What is expected> The expected output is every entry that follows, reproduced exactly.

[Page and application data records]
%%
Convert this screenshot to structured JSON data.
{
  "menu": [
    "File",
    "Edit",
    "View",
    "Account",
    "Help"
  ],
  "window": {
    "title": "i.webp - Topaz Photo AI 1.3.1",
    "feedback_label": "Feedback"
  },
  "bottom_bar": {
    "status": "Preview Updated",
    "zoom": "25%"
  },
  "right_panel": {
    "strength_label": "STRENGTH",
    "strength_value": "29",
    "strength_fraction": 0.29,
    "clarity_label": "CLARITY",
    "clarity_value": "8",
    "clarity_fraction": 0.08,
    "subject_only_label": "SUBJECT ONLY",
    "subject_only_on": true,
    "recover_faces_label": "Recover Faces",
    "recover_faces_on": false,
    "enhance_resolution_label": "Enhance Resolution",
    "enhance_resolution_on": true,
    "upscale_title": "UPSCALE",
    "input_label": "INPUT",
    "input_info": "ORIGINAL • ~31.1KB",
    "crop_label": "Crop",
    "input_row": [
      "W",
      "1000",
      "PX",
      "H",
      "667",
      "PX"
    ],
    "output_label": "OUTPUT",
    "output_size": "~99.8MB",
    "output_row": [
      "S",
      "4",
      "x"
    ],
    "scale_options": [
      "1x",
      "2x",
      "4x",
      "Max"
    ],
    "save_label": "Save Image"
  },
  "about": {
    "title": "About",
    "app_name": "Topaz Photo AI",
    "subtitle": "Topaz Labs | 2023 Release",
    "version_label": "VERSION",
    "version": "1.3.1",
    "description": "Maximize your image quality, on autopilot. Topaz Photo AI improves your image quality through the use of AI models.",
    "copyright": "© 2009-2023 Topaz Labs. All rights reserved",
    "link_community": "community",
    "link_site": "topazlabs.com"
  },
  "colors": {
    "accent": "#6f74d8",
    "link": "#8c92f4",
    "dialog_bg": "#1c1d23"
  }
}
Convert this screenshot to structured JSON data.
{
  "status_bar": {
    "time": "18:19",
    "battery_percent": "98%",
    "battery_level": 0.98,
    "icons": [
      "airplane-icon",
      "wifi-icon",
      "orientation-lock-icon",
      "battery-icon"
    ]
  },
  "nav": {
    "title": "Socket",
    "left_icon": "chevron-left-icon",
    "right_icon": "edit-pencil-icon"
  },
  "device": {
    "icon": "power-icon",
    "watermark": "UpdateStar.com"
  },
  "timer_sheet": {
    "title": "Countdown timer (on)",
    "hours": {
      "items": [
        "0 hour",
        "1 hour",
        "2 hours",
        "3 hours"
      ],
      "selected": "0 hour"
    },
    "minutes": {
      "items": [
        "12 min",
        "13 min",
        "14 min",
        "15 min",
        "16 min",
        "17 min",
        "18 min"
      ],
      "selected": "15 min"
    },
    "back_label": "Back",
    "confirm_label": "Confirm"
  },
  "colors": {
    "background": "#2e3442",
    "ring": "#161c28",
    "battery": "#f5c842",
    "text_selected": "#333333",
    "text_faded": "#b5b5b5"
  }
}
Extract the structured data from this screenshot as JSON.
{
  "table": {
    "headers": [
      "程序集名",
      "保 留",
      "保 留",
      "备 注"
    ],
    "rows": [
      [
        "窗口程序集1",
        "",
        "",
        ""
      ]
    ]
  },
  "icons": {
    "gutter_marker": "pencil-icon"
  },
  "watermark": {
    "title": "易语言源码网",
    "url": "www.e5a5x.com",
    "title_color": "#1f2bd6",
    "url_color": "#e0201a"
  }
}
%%
Response for this exercise>
Convert this screenshot to structured JSON data.
{
  "menu": [
    "File",
    "Edit",
    "View",
    "Account",
    "Help"
  ],
  "window": {
    "title": "i.webp - Topaz Photo AI 1.3.1",
    "feedback_label": "Feedback"
  },
  "bottom_bar": {
    "status": "Preview Updated",
    "zoom": "25%"
  },
  "right_panel": {
    "strength_label": "STRENGTH",
    "strength_value": "29",
    "strength_fraction": 0.29,
    "clarity_label": "CLARITY",
    "clarity_value": "8",
    "clarity_fraction": 0.08,
    "subject_only_label": "SUBJECT ONLY",
    "subject_only_on": true,
    "recover_faces_label": "Recover Faces",
    "recover_faces_on": false,
    "enhance_resolution_label": "Enhance Resolution",
    "enhance_resolution_on": true,
    "upscale_title": "UPSCALE",
    "input_label": "INPUT",
    "input_info": "ORIGINAL • ~31.1KB",
    "crop_label": "Crop",
    "input_row": [
      "W",
      "1000",
      "PX",
      "H",
      "667",
      "PX"
    ],
    "output_label": "OUTPUT",
    "output_size": "~99.8MB",
    "output_row": [
      "S",
      "4",
      "x"
    ],
    "scale_options": [
      "1x",
      "2x",
      "4x",
      "Max"
    ],
    "save_label": "Save Image"
  },
  "about": {
    "title": "About",
    "app_name": "Topaz Photo AI",
    "subtitle": "Topaz Labs | 2023 Release",
    "version_label": "VERSION",
    "version": "1.3.1",
    "description": "Maximize your image quality, on autopilot. Topaz Photo AI improves your image quality through the use of AI models.",
    "copyright": "© 2009-2023 Topaz Labs. All rights reserved",
    "link_community": "community",
    "link_site": "topazlabs.com"
  },
  "colors": {
    "accent": "#6f74d8",
    "link": "#8c92f4",
    "dialog_bg": "#1c1d23"
  }
}
Convert this screenshot to structured JSON data.
{
  "status_bar": {
    "time": "18:19",
    "battery_percent": "98%",
    "battery_level": 0.98,
    "icons": [
      "airplane-icon",
      "wifi-icon",
      "orientation-lock-icon",
      "battery-icon"
    ]
  },
  "nav": {
    "title": "Socket",
    "left_icon": "chevron-left-icon",
    "right_icon": "edit-pencil-icon"
  },
  "device": {
    "icon": "power-icon",
    "watermark": "UpdateStar.com"
  },
  "timer_sheet": {
    "title": "Countdown timer (on)",
    "hours": {
      "items": [
        "0 hour",
        "1 hour",
        "2 hours",
        "3 hours"
      ],
      "selected": "0 hour"
    },
    "minutes": {
      "items": [
        "12 min",
        "13 min",
        "14 min",
        "15 min",
        "16 min",
        "17 min",
        "18 min"
      ],
      "selected": "15 min"
    },
    "back_label": "Back",
    "confirm_label": "Confirm"
  },
  "colors": {
    "background": "#2e3442",
    "ring": "#161c28",
    "battery": "#f5c842",
    "text_selected": "#333333",
    "text_faded": "#b5b5b5"
  }
}
Extract the structured data from this screenshot as JSON.
{
  "table": {
    "headers": [
      "程序集名",
      "保 留",
      "保 留",
      "备 注"
    ],
    "rows": [
      [
        "窗口程序集1",
        "",
        "",
        ""
      ]
    ]
  },
  "icons": {
    "gutter_marker": "pencil-icon"
  },
  "watermark": {
    "title": "易语言源码网",
    "url": "www.e5a5x.com",
    "title_color": "#1f2bd6",
    "url_color": "#e0201a"
  }
}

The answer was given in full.